## [What you are asked to do]
Give every line from the entries that contains "avatar".

The data below:

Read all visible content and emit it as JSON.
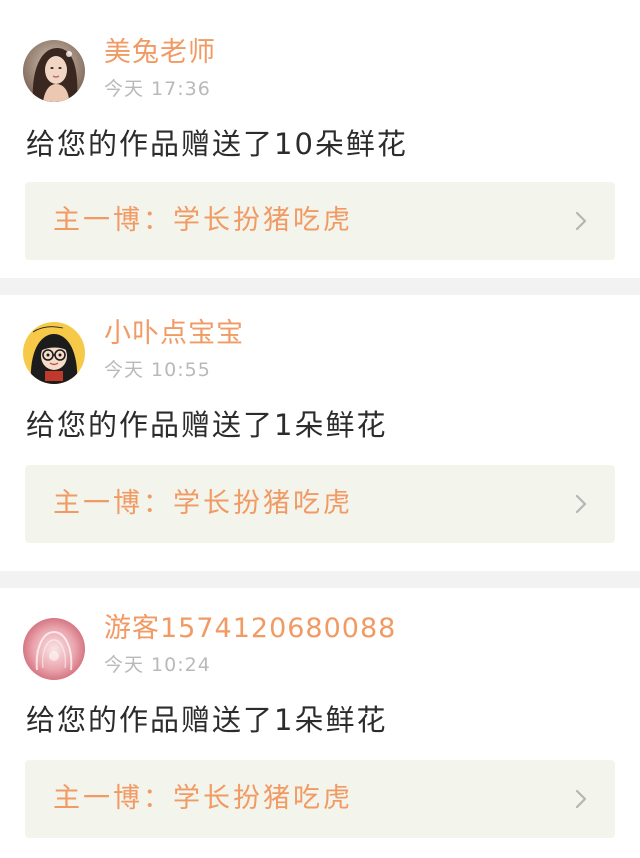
{
  "colors": {
    "accent": "#f19a63",
    "message_text": "#2c2c2c",
    "timestamp": "#b9b9b9",
    "link_bg": "#f3f4ec",
    "page_bg": "#f2f2f2"
  },
  "notifications": [
    {
      "username": "美兔老师",
      "time": "今天 17:36",
      "message": "给您的作品赠送了10朵鲜花",
      "work_title": "主一博：学长扮猪吃虎",
      "avatar_icon": "user-photo-avatar",
      "chevron_icon": "chevron-right-icon"
    },
    {
      "username": "小卟点宝宝",
      "time": "今天 10:55",
      "message": "给您的作品赠送了1朵鲜花",
      "work_title": "主一博：学长扮猪吃虎",
      "avatar_icon": "cartoon-girl-avatar",
      "chevron_icon": "chevron-right-icon"
    },
    {
      "username": "游客1574120680088",
      "time": "今天 10:24",
      "message": "给您的作品赠送了1朵鲜花",
      "work_title": "主一博：学长扮猪吃虎",
      "avatar_icon": "pink-blur-avatar",
      "chevron_icon": "chevron-right-icon"
    }
  ]
}
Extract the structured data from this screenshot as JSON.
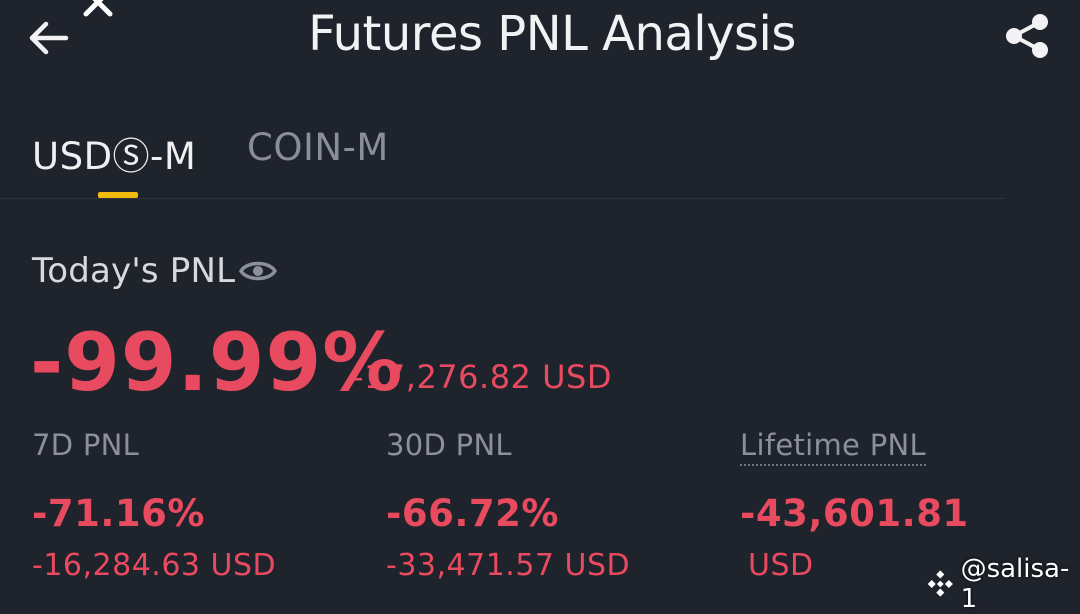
{
  "header": {
    "title": "Futures PNL Analysis"
  },
  "tabs": [
    {
      "label": "USDⓈ-M",
      "active": true
    },
    {
      "label": "COIN-M",
      "active": false
    }
  ],
  "today": {
    "label": "Today's PNL",
    "pct": "-99.99%",
    "usd": "-17,276.82 USD"
  },
  "stats": {
    "d7": {
      "label": "7D PNL",
      "pct": "-71.16%",
      "usd": "-16,284.63 USD"
    },
    "d30": {
      "label": "30D PNL",
      "pct": "-66.72%",
      "usd": "-33,471.57 USD"
    },
    "lifetime": {
      "label": "Lifetime PNL",
      "value": "-43,601.81",
      "unit": "USD"
    }
  },
  "watermark": {
    "text": "@salisa-1"
  },
  "colors": {
    "background": "#1f232c",
    "negative": "#e84a5f",
    "accent": "#f0b90b",
    "muted": "#8c909a"
  },
  "icons": {
    "back": "arrow-left-icon",
    "close": "close-icon",
    "share": "share-icon",
    "visibility": "eye-icon",
    "watermark": "binance-logo-icon"
  }
}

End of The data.

## [Exercise response]
      "avatar_icon": "user-photo-avatar",
      "avatar_icon": "cartoon-girl-avatar",
      "avatar_icon": "pink-blur-avatar",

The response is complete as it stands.